NEVER manipulate directly any of the files in ~/Library/Preferences. All preferences are managed by a background process named cfprefsd (short for Core Foundation PREFerences Daemon), which slurps up and caches in RAM the files in ~/Library/Preferences. It used to be that you could often get away with manipulating preference files behind cfprefsd's back, so to speak, but cfprefsd has recently gotten very aggressive about how much it caches.
Instead of editing one of these files, ask cfprefsd for a copy, edit the copy, and then send the contents of the copy back to cfprefsd. Your interface to cfprefsd is the defaults shell command.
For example, to edit the preferences for the com.apple.sidebarlists domain:
defaults read com.apple.sidebarlists > ~/Desktop/sidebarlists.txt
... edit sidebarlists.txt to your heart's content
defaults write com.apple.sidebarlist "$(cat ~/Desktop/sidebarlist.txt)"
You will need to make Finder aware of the changes, so throw in
osascript -e 'tell application "Finder" to quit'
sleep 0.2 # not always necessary
osascript -e 'tell application "Finder" to activate'
Remember to play nicely with other programs. Killing isn't nice, so don't kill anything (especially not cfprefsd) that you don't absolutely need to kill. Don't jerk around with another program's persistent store while it's running. In particular, since cfprefsd is always running, NEVER directly alter the contents of ~/Library/Preferences/*.
If you need to delete a preferences file, the right way is with:
defaults delete its.domain.name
Let cfprefsd worry about getting rid of the file (or, as it is wont to do nowadays, rewriting an essentially empty file on top of it).
The filename ~/Desktop/sidbarlist.txt is, of course, only an example. Use a .plist extension instead of .txt if you prefer. The file will be in NextStep text plist format.
If you prefer some other property list format, use
pllist -convert .... Or let the defaults command write it as a .plist file in a format of its choosing with
defaults write ~/Desktop/sidebarlists "$(defaults read com.apple.sidebarlists)"
... edit the file ...
defaults write com.apple.sidebarlists "$(defaults read ~/Desktop/sidebarlists)"
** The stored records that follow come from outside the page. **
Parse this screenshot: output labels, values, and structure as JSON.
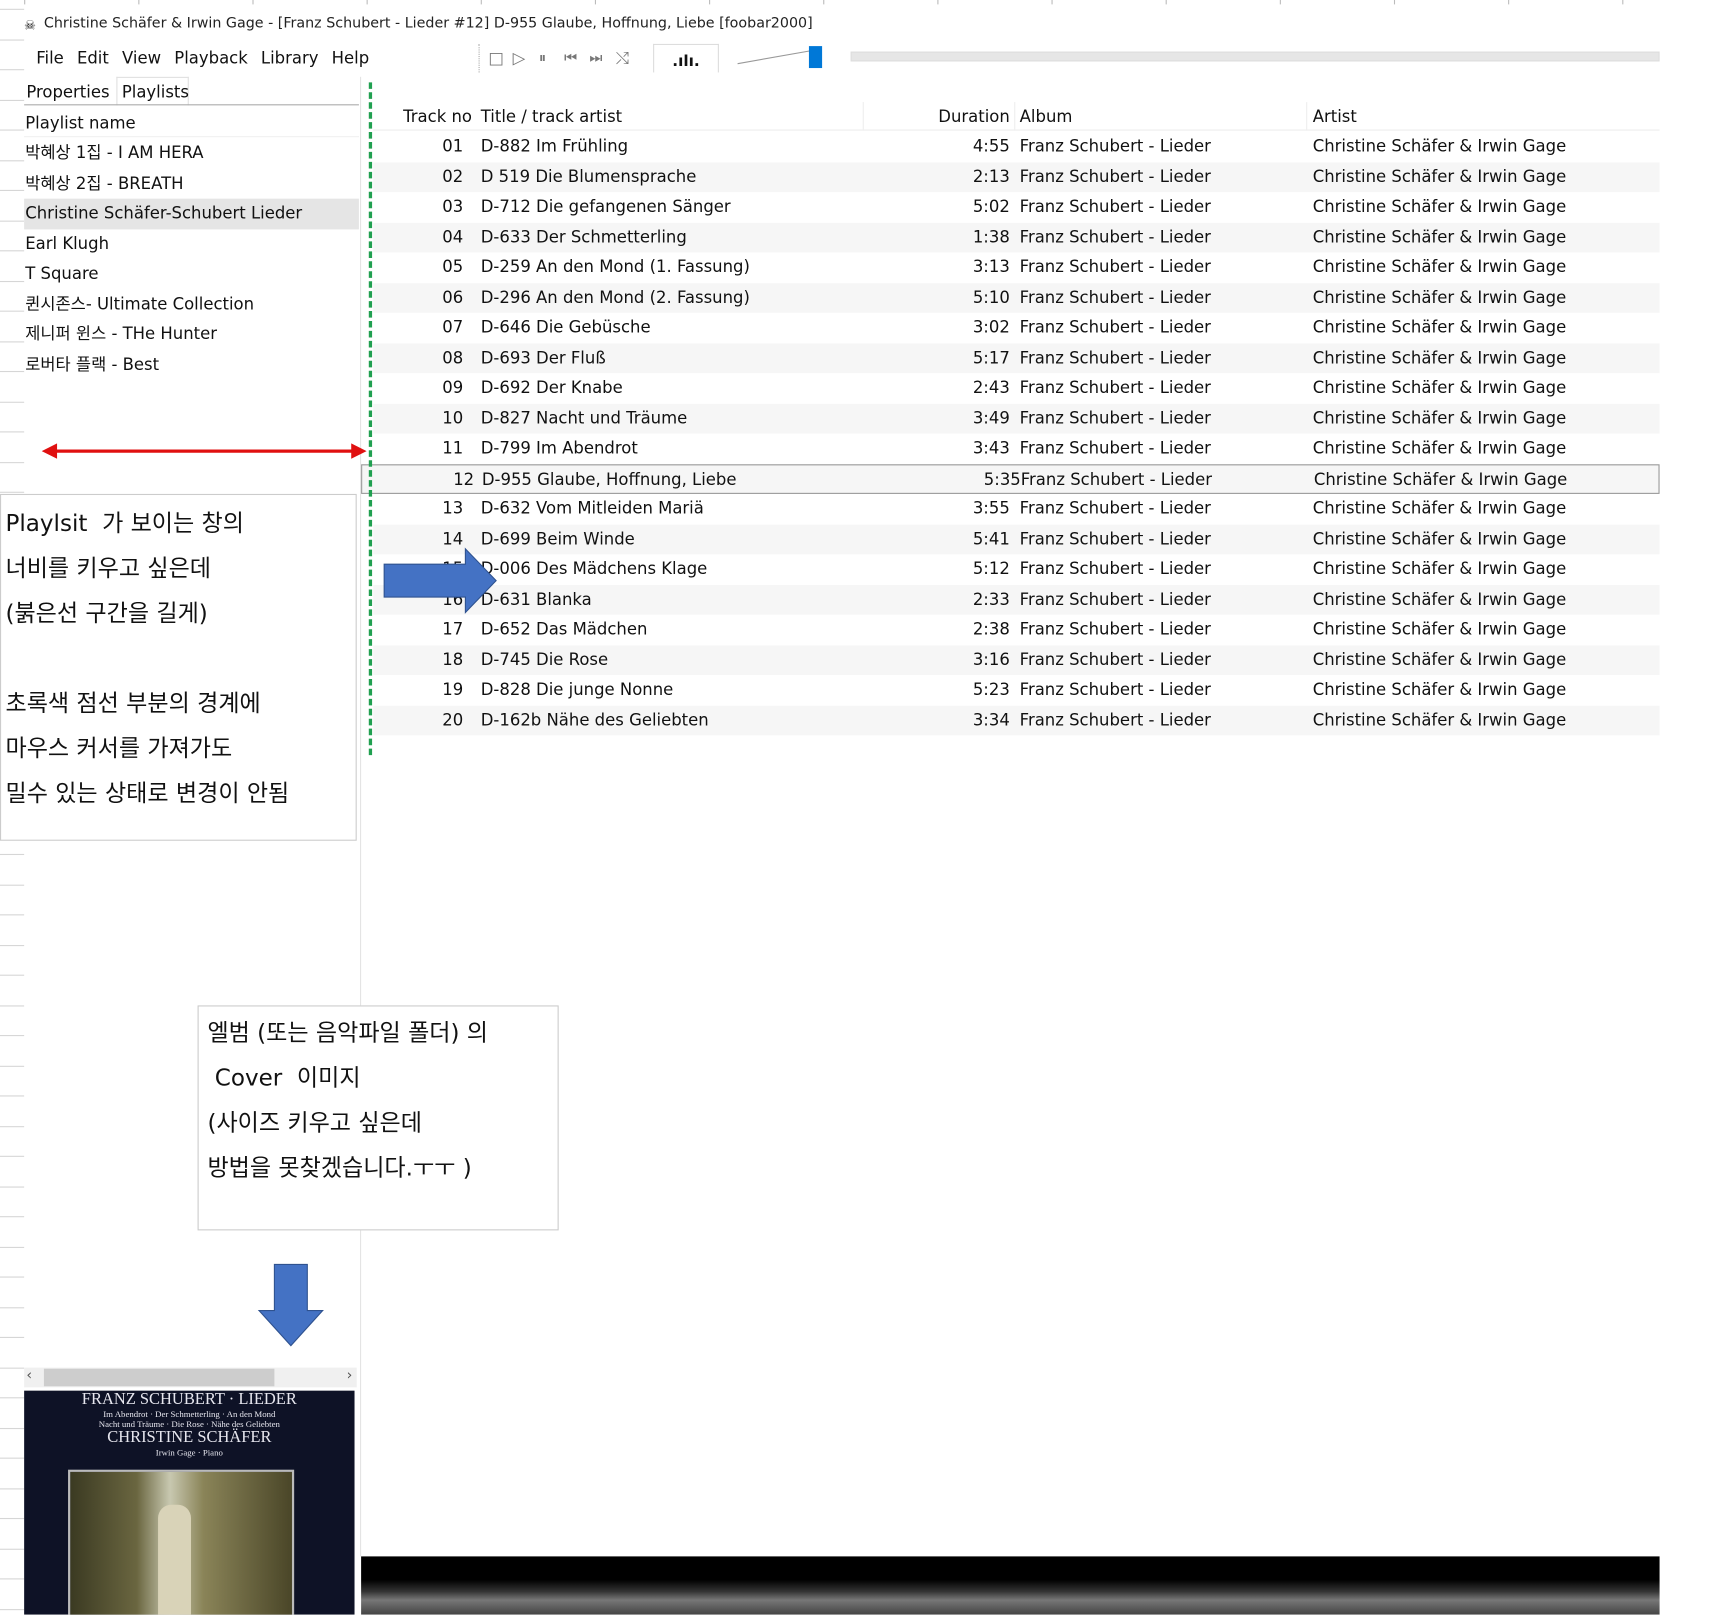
{
  "window": {
    "title": "Christine Schäfer & Irwin Gage - [Franz Schubert - Lieder #12] D-955 Glaube, Hoffnung, Liebe  [foobar2000]"
  },
  "menu": [
    "File",
    "Edit",
    "View",
    "Playback",
    "Library",
    "Help"
  ],
  "toolbar": {
    "stop": "□",
    "play": "▷",
    "pause": "⏸",
    "prev": "⏮",
    "next": "⏭",
    "random": "⤭",
    "visualizer": ".ılı.",
    "volume_percent": 95,
    "seek_percent": 0
  },
  "left_panel": {
    "tabs": [
      "Properties",
      "Playlists"
    ],
    "active_tab": "Playlists",
    "header": "Playlist name",
    "playlists": [
      "박혜상 1집 -  I AM HERA",
      "박혜상 2집 -  BREATH",
      "Christine Schäfer-Schubert Lieder",
      "Earl Klugh",
      "T Square",
      "퀸시존스-  Ultimate Collection",
      "제니퍼 윈스 -  THe Hunter",
      "로버타 플랙 - Best"
    ],
    "selected_index": 2
  },
  "columns": {
    "track": "Track no",
    "title": "Title / track artist",
    "duration": "Duration",
    "album": "Album",
    "artist": "Artist"
  },
  "tracks": [
    {
      "no": "01",
      "title": "D-882 Im Frühling",
      "dur": "4:55"
    },
    {
      "no": "02",
      "title": "D 519 Die Blumensprache",
      "dur": "2:13"
    },
    {
      "no": "03",
      "title": "D-712 Die gefangenen Sänger",
      "dur": "5:02"
    },
    {
      "no": "04",
      "title": "D-633 Der Schmetterling",
      "dur": "1:38"
    },
    {
      "no": "05",
      "title": "D-259 An den Mond (1. Fassung)",
      "dur": "3:13"
    },
    {
      "no": "06",
      "title": "D-296 An den Mond (2. Fassung)",
      "dur": "5:10"
    },
    {
      "no": "07",
      "title": "D-646 Die Gebüsche",
      "dur": "3:02"
    },
    {
      "no": "08",
      "title": "D-693 Der Fluß",
      "dur": "5:17"
    },
    {
      "no": "09",
      "title": "D-692 Der Knabe",
      "dur": "2:43"
    },
    {
      "no": "10",
      "title": "D-827 Nacht und Träume",
      "dur": "3:49"
    },
    {
      "no": "11",
      "title": "D-799 Im Abendrot",
      "dur": "3:43"
    },
    {
      "no": "12",
      "title": "D-955 Glaube, Hoffnung, Liebe",
      "dur": "5:35"
    },
    {
      "no": "13",
      "title": "D-632 Vom Mitleiden Mariä",
      "dur": "3:55"
    },
    {
      "no": "14",
      "title": "D-699 Beim Winde",
      "dur": "5:41"
    },
    {
      "no": "15",
      "title": "D-006 Des Mädchens Klage",
      "dur": "5:12"
    },
    {
      "no": "16",
      "title": "D-631 Blanka",
      "dur": "2:33"
    },
    {
      "no": "17",
      "title": "D-652 Das Mädchen",
      "dur": "2:38"
    },
    {
      "no": "18",
      "title": "D-745 Die Rose",
      "dur": "3:16"
    },
    {
      "no": "19",
      "title": "D-828 Die junge Nonne",
      "dur": "5:23"
    },
    {
      "no": "20",
      "title": "D-162b Nähe des Geliebten",
      "dur": "3:34"
    }
  ],
  "album": "Franz Schubert - Lieder",
  "artist": "Christine Schäfer & Irwin Gage",
  "focused_index": 11,
  "annotations": {
    "width_note": "Playlsit  가 보이는 창의\n너비를 키우고 싶은데\n(붉은선 구간을 길게)\n\n초록색 점선 부분의 경계에\n마우스 커서를 가져가도\n밀수 있는 상태로 변경이 안됨",
    "cover_note": "엘범 (또는 음악파일 폴더) 의\n Cover  이미지\n(사이즈 키우고 싶은데\n방법을 못찾겠습니다.ㅜㅜ )"
  },
  "cover": {
    "title": "FRANZ SCHUBERT · LIEDER",
    "line1": "Im Abendrot · Der Schmetterling · An den Mond",
    "line2": "Nacht und Träume · Die Rose · Nähe des Geliebten",
    "artist": "CHRISTINE SCHÄFER",
    "sub": "Irwin Gage · Piano"
  },
  "colors": {
    "accent": "#0078d7",
    "annotation_red": "#e01010",
    "annotation_green": "#20a050",
    "arrow_blue": "#4472c4"
  }
}
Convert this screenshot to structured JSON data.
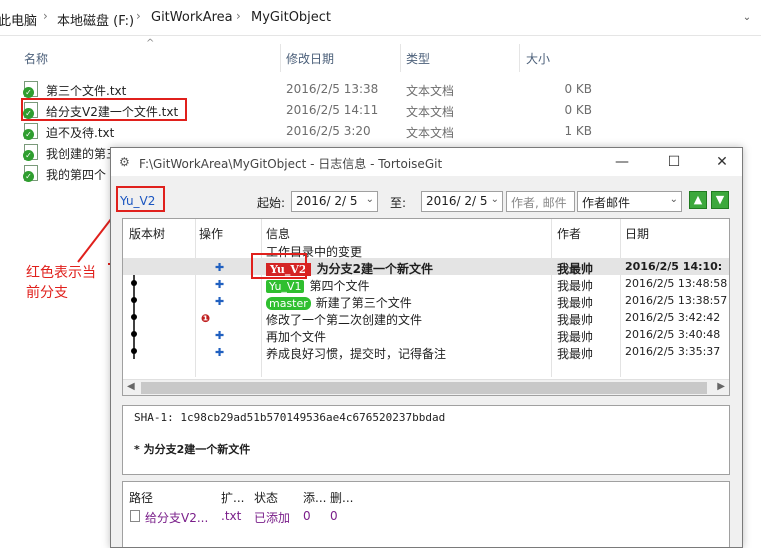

But the important thing is that you keep your copy, the one you edit or otherwise manipulate, out of ~/Library/Preferences. Let defaults worry about communicating with cfprefsd, and let cfprefsd worry about manipulating ~/Library/Preferences.